Do you have a funny April Fool’s Story?
This was me last Monday!!
Here’s how it happened . . . One word: ORIGAMI.
I woke up on April 1st with a crazy idea! I would teach Origami at all my art sessions! The last time I tried that, I swore I would NEVER EVER EVER do that again.
Why? Well, origami is the exact OPPOSITE of the usual art that I teach!
In origami (unlike expressive art):
- there IS a right and a WRONG way to fold the paper for each design
- there IS a specific OUTCOME (it should look like the picture when finished)
- All steps need to be performed EXACTLY and PERFECTLY - all corners should line up, etc.
- All steps need to be performed IN ORDER - you cannot move forward if the step before it is not done and not done PERFECTLY (see #3 again)
And although origami masters can teach a room full of hundreds of apprentices. Me, not so much. I have to show my group of 8 students one fold, and then go around and check each one and make sure they all did it "right," and help those who “don’t get it.” Meanwhile others get bored waiting or start folding it the way they want (aka "wrong"). It is not my recommendation for a therapeutic art class of more than 3 people, especially if they are dealing with ADHD.
The last time I taught origami, exactly one year ago, I had tried it a different way. I did it as a team exercise. I taught the person next to me one fold, then they taught the person next to them and so on. While that teaching was spreading around the circle, I could then teach the next step to the person next to me and repeat the process . . . in an attempt to keep the group from getting bored while waiting for the whole room to learn the fold. It worked somewhat. But with some of the groups i taught, it turned out to be a classic game of Telephone. What came back around the circle looked nothing like what I started with. Oh well. Mental note to not do THAT again.
Yet, on April Fool’s Day, I decided that I would be the FOOL and teach origami one more time (because many people love it and beg me to do it. Why do I listen??). Yet this time I decided to be more CLEVER about it and play an April Fool’s Joke on my classes.

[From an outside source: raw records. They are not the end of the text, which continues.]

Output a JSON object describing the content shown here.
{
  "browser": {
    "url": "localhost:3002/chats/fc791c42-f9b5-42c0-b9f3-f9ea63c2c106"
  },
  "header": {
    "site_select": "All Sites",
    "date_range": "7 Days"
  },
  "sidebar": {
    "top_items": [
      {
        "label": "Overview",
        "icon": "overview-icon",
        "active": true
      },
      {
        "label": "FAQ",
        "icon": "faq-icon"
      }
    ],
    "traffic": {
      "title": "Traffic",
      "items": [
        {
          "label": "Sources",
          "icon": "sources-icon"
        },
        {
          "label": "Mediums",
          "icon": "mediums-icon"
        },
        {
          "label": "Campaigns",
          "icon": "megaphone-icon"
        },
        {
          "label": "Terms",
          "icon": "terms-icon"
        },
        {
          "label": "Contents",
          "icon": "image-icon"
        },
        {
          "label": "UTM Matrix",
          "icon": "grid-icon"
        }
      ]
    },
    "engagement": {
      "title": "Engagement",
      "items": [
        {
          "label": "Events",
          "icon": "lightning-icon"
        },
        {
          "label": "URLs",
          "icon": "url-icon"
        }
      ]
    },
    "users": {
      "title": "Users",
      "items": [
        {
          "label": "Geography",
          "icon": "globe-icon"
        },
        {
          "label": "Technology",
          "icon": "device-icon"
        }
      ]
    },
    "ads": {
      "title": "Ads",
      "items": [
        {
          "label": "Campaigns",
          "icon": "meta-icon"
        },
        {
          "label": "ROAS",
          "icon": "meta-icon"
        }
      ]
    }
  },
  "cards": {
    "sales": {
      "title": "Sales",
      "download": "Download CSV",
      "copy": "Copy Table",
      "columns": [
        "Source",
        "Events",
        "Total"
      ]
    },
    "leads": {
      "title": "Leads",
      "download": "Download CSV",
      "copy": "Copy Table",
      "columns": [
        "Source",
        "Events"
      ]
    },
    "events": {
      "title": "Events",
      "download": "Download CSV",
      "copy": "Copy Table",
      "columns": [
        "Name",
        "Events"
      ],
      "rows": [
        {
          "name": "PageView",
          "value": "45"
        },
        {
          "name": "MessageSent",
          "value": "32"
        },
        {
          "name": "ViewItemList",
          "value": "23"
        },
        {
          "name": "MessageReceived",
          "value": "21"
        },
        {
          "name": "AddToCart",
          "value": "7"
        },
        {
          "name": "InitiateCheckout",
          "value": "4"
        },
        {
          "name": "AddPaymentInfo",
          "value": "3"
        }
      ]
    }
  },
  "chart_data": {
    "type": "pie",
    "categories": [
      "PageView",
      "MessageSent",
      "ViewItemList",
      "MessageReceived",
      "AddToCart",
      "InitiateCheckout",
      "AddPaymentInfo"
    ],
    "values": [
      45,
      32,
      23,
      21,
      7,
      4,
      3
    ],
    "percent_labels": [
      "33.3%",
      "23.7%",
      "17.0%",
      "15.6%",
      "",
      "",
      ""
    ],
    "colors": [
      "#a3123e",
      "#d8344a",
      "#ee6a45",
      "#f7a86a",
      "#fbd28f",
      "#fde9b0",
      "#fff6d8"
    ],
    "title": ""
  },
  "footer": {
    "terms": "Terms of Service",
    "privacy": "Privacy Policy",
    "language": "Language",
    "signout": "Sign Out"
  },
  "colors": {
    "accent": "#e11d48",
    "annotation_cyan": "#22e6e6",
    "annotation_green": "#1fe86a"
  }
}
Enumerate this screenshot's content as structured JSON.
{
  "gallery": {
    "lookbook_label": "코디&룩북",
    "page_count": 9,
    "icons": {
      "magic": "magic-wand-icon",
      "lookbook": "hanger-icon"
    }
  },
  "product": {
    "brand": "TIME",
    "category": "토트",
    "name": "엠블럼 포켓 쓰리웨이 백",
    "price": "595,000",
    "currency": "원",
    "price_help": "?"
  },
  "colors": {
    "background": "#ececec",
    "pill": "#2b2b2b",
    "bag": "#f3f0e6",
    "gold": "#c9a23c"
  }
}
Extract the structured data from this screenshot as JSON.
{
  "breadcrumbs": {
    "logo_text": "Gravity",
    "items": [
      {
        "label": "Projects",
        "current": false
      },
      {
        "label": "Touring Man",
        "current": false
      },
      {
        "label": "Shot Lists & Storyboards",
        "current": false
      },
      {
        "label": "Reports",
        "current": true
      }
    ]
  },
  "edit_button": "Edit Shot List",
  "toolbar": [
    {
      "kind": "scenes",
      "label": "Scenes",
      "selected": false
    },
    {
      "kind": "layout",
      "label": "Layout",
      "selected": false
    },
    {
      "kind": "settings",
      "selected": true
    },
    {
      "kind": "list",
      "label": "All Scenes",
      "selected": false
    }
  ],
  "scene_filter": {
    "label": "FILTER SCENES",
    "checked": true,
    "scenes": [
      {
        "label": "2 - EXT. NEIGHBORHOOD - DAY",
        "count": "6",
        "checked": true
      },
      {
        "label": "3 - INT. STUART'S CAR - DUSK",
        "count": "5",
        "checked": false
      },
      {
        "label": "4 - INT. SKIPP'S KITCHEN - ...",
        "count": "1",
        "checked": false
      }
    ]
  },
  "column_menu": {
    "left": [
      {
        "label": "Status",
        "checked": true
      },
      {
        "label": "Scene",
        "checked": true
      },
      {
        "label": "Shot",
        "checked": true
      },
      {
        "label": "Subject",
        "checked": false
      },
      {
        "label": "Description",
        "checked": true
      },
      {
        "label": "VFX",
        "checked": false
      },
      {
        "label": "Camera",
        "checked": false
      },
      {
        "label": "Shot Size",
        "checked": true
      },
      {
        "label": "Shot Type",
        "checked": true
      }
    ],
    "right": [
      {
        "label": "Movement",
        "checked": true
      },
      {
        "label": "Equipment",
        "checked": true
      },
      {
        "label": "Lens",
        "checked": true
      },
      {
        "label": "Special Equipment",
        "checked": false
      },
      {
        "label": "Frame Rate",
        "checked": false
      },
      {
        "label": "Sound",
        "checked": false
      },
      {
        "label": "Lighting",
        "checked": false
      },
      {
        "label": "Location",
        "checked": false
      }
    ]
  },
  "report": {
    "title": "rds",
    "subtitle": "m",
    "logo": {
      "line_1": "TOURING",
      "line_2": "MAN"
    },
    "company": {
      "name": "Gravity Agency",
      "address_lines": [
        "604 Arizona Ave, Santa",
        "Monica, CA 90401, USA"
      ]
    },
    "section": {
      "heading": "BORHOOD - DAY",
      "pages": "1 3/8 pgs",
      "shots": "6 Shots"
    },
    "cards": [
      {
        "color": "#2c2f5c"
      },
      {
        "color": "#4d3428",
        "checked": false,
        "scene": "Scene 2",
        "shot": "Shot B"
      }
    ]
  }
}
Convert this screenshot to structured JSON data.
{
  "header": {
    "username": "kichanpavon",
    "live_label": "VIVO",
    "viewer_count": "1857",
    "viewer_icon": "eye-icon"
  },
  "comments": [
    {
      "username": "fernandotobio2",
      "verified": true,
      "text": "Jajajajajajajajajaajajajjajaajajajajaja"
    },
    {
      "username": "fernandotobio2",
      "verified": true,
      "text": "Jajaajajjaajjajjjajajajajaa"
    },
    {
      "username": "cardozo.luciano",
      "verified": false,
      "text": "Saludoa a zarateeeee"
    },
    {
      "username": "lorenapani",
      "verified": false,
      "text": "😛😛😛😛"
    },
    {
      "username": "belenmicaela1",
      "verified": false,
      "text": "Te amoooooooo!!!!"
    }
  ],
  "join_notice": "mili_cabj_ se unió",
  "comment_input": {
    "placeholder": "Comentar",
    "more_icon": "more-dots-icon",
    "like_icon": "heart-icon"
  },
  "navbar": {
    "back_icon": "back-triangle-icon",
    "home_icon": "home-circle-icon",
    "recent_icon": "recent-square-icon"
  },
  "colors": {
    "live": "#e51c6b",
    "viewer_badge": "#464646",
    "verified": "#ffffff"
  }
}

I told them that instead of me teaching that day — that they would be the teachers! I imagined me relaxing on my chair and watching them all come to life as confident art teachers.
I handed out origami books to each set of partners and told them to interpret the directions, fold the item, and then, if they like, to teach it to us during the last half of the class.
Well, it sort of worked. And yes, it was frustrating for some of them. And most of them did not work well in partners. And who can interpret those origami books anyway?? But we ended up doing a fabulous job on the 1st project in the book: a paper airplane. And they had a blast seeing whose plane flew the furthest. I gave prizes to everyone and hopefully they forgave me for any frustration they experienced. (Yeah, the penguin wasn’t an easy project, with 26 folds, and kudos to the pair that tried to teach us THAT.)
So at the end of this April Fool’s Day, I promised myself AGAIN, that was the last time I EVER EVER teach origami - lol! But already the next day, I broke that promise again:
The very next day in another art group, everyone was still finishing up a project except one artist who finished early. I asked her if she would like to make an origami crane - after all, I still had the remains in my art bag from yesterday’s horror. She lit up with excitement!
Guess what?? Teaching origami ONE-ON-ONE actually was FUN! I made a fold while she watched, and then helped her make the same fold. We did this for the 1st few cranes until she felt confident to try on her own (with me there to help if she skipped a step or got stuck). Once the rhythm of the folds is learned, origami can actually be meditative. And the process can be quite healing when you repeat the process over and over again. It becomes routine. And the success in the end gives a HUGE feeling of accomplishment to the artist! Her smile was beautiful (and her cranes too!) And boy did I need that success after the day before (even more than my client, no doubt!)
So . . . A HUGE THANK YOU to my solitary artist for bringing healing to me on the day AFTER April Fool’s Day. And thank you mostly to all the artists that SUFFERED through the origami APRIL FOOL‘s DAY this year.!
Art, like life, is full of so many life lessons. And what is hard for us in art, is usually hard for us in life. Step-by-step following directions is not what comes naturally to stubborn people like me - LOL! And that is my wisdom from my FOOLISH Day!
Most likely, next April Fool’s Day I will try it again. I am not THAT wise after all, and I actually am stubborn like that. And still searching for a miracle way to share origami. Perhaps I’ll just bring 7 more assistants with me next year so we can all teach it one-on-one. :)
Please tell me your origami or April Fool’s stories!
Amazon link to an all inclusive kit that's great for classes (small classes, that is):